++++ EXTRACTED DATA ++++

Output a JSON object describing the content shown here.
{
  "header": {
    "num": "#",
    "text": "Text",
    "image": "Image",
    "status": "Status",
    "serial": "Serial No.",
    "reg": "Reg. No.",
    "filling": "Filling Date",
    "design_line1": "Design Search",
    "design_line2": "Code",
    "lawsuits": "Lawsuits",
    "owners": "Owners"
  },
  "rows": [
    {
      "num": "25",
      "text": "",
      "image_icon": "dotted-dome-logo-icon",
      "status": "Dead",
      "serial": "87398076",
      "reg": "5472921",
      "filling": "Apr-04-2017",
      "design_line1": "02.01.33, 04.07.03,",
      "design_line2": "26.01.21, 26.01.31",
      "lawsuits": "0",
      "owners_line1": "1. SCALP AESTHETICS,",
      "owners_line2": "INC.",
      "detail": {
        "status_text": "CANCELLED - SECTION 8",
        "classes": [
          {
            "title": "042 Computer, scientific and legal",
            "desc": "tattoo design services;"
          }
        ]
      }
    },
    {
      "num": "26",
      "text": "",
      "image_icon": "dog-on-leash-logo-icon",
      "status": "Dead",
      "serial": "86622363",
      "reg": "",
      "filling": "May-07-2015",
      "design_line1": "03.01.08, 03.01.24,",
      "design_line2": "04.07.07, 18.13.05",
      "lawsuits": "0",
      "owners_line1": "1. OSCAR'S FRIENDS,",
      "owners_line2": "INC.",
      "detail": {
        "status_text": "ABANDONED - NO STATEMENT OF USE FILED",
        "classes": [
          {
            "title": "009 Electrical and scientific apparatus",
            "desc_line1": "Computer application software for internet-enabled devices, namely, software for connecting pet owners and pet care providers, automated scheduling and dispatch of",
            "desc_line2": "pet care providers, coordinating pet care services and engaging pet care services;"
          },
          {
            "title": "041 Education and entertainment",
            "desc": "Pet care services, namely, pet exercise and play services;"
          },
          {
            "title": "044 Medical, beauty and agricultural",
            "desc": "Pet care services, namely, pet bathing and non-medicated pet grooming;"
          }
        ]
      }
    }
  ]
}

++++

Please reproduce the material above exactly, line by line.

▶ _WRITTEN RESPONSE_
Output a JSON object describing the content shown here.
{
  "header": {
    "num": "#",
    "text": "Text",
    "image": "Image",
    "status": "Status",
    "serial": "Serial No.",
    "reg": "Reg. No.",
    "filling": "Filling Date",
    "design_line1": "Design Search",
    "design_line2": "Code",
    "lawsuits": "Lawsuits",
    "owners": "Owners"
  },
  "rows": [
    {
      "num": "25",
      "text": "",
      "image_icon": "dotted-dome-logo-icon",
      "status": "Dead",
      "serial": "87398076",
      "reg": "5472921",
      "filling": "Apr-04-2017",
      "design_line1": "02.01.33, 04.07.03,",
      "design_line2": "26.01.21, 26.01.31",
      "lawsuits": "0",
      "owners_line1": "1. SCALP AESTHETICS,",
      "owners_line2": "INC.",
      "detail": {
        "status_text": "CANCELLED - SECTION 8",
        "classes": [
          {
            "title": "042 Computer, scientific and legal",
            "desc": "tattoo design services;"
          }
        ]
      }
    },
    {
      "num": "26",
      "text": "",
      "image_icon": "dog-on-leash-logo-icon",
      "status": "Dead",
      "serial": "86622363",
      "reg": "",
      "filling": "May-07-2015",
      "design_line1": "03.01.08, 03.01.24,",
      "design_line2": "04.07.07, 18.13.05",
      "lawsuits": "0",
      "owners_line1": "1. OSCAR'S FRIENDS,",
      "owners_line2": "INC.",
      "detail": {
        "status_text": "ABANDONED - NO STATEMENT OF USE FILED",
        "classes": [
          {
            "title": "009 Electrical and scientific apparatus",
            "desc_line1": "Computer application software for internet-enabled devices, namely, software for connecting pet owners and pet care providers, automated scheduling and dispatch of",
            "desc_line2": "pet care providers, coordinating pet care services and engaging pet care services;"
          },
          {
            "title": "041 Education and entertainment",
            "desc": "Pet care services, namely, pet exercise and play services;"
          },
          {
            "title": "044 Medical, beauty and agricultural",
            "desc": "Pet care services, namely, pet bathing and non-medicated pet grooming;"
          }
        ]
      }
    }
  ]
}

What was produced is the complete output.